Q&A Highlights: Helping students master the skills they need to transition

A new model for student retention and success has arisen from joint efforts by Griffith College and Griffith University, with an emphasis on helping students master the skills they need to transition through different phases of study.

You can watch the Q&A session here or jump to the visual summary.

Here are some of the paraphrased highlights:

How does your transition model address student retention?

Cultural transformations and massification of tertiary education have contributed to a “moral panic” about student retention (Gale and Parker, 2014). Myths abound in conversations about student retention, which current research is challenging; for example that first-in-family students translate to higher risk in terms of retention. A new understanding of student success needs to be advanced that focuses on the capacity of all students to master the discourses of higher education.  Griffith College and Griffith University have worked together to build such a model, supporting students across their entire academic lifecycle.

Our new approach is to build a collaborative culture that helps students navigate their way to mastery of the skills they need to succeed across different phases of their learning.

Our mastery approach is informed by Lizzio’s (2006) Five Senses Model which advocates developing students’ sense of connectedness, capability, resourcefulness, purpose and culture by focusing on skill mastery; for example, to build a sense of capability, focus on academic competence, mastering task and role clarity or contributing to community.


What process did Griffith College and Griffith University go through to come up with this document?

Griffith College and Griffith University worked together to create the new Joint Transition Framework.

We track data on student performance and outcomes at both the College and University and we know from this data that Griffith College students perform at a comparable level to university direct-entry students. However, challenges do exist around student success specifically in the first semester following transition.

The joint working group reviewed existing approaches and undertook a gap analysis and review with current and recently graduated students identifying key opportunities to better support student success and transition. Beyond the obvious transition from college to university, a number of other important moment of transition were identified.

After identifying the key opportunities of transition in the student life cycle, strategies were reviewed and developed for each key stage. A range of new initiatives were added to the existing approaches to develop a comprehensive framework mapped across the whole lifecycle. The strategies highlight the strong partnership between the College and University and encourage students to master a sense of their own connectedness and capabilities.


Within the strategy, do you delineate between international and domestic students transitioning to the second year of their degree?

Not really. We found that students had the same concerns regardless of their status as international or domestic students, in our current state and gap analyses. So, we support everyone in mastering the skills they need at each point of transitions.

In the past, we had specific initiatives for international students, such as orientation sessions tailored with advice on culture and government study regulations.
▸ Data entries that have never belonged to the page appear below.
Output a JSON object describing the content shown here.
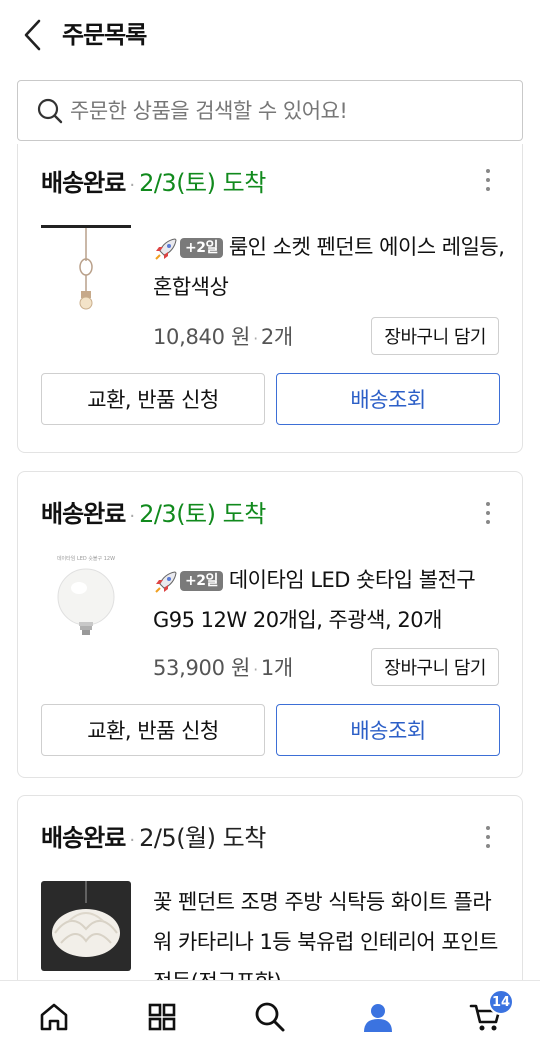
{
  "header": {
    "title": "주문목록"
  },
  "search": {
    "placeholder": "주문한 상품을 검색할 수 있어요!"
  },
  "orders": [
    {
      "status": "배송완료",
      "arrival": "2/3(토) 도착",
      "arrival_color": "#118a1d",
      "badge": "+2일",
      "product_name": "룸인 소켓 펜던트 에이스 레일등, 혼합색상",
      "price": "10,840 원",
      "qty": "2개",
      "cart_label": "장바구니 담기",
      "exchange_label": "교환, 반품 신청",
      "track_label": "배송조회"
    },
    {
      "status": "배송완료",
      "arrival": "2/3(토) 도착",
      "arrival_color": "#118a1d",
      "badge": "+2일",
      "product_name": "데이타임 LED 숏타입 볼전구 G95 12W 20개입, 주광색, 20개",
      "thumb_caption": "데이타임 LED 숏볼구 12W",
      "price": "53,900 원",
      "qty": "1개",
      "cart_label": "장바구니 담기",
      "exchange_label": "교환, 반품 신청",
      "track_label": "배송조회"
    },
    {
      "status": "배송완료",
      "arrival": "2/5(월) 도착",
      "arrival_color": "#222222",
      "product_name": "꽃 펜던트 조명 주방 식탁등 화이트 플라워 카타리나 1등 북유럽 인테리어 포인트 전등(전구포함)"
    }
  ],
  "nav": {
    "items": [
      "home-icon",
      "category-icon",
      "search-icon",
      "my-page-icon",
      "cart-icon"
    ],
    "active": "my-page-icon",
    "active_color": "#3b73e0",
    "cart_count": "14"
  }
}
However, the feedback was that the students wanted to make new friends, and particularly Australian friends. So, students don’t want to be grouped on difference, they want to be treated all the same.


How do you cost all these initiatives? Are stakeholders absorbing the costs or are they absorbed into day-to-day operations?

Some initiatives are already part of the day-to-day operations in both institutions.

As we developed the framework, we made a decision to develop the framework first, gain endorsement from stakeholders that it met their needs and expected outcomes, and then look at costing each of the initiatives independently. Some initiatives will emerge as part of the current operations, but others that go beyond will be funded separately.


How do you measure how many students attend transition sessions or use your materials?

The focus on counting attendance in-person has diminished. More supports and services are available online now and we no longer emphasise one type of session or attendance.

Sometimes students are not aware that there are any learning or contextual differences between the College and University; a testament to the current supportive learning environment. Therefore, there is often a need to create a ‘shock’ to highlight the learning opportunities and awaken students to the need to engage with transition strategies. 

Instead of shocking students into attending a face-to-face session, we are now making sure our materials, information and strategies are available ‘just-in-time’ for when these shocks occur, which are at different points for different students.  With a suite of new online and mobile materials, we are encouraging them to access the information they need when they are in the right frame of mind to absorb it – when it is more relevant to their situation. In addition we are supporting this through individual meeting times, and the continuation of sessions delivered to cohorts of students around targeted issues.


The video conference is worth watching in full to hear directly from the Griffith College team about all the different transitions students journey through from the time they enrol to the time they matriculate and graduate.

This image summarises the new approach and strategies:

griffith-copy (2)

[Produced in collaboration with Georgie Lowe.]

To continue the conversation, connect with the panel members on Yammer, or email us at learningandteaching@navitas.com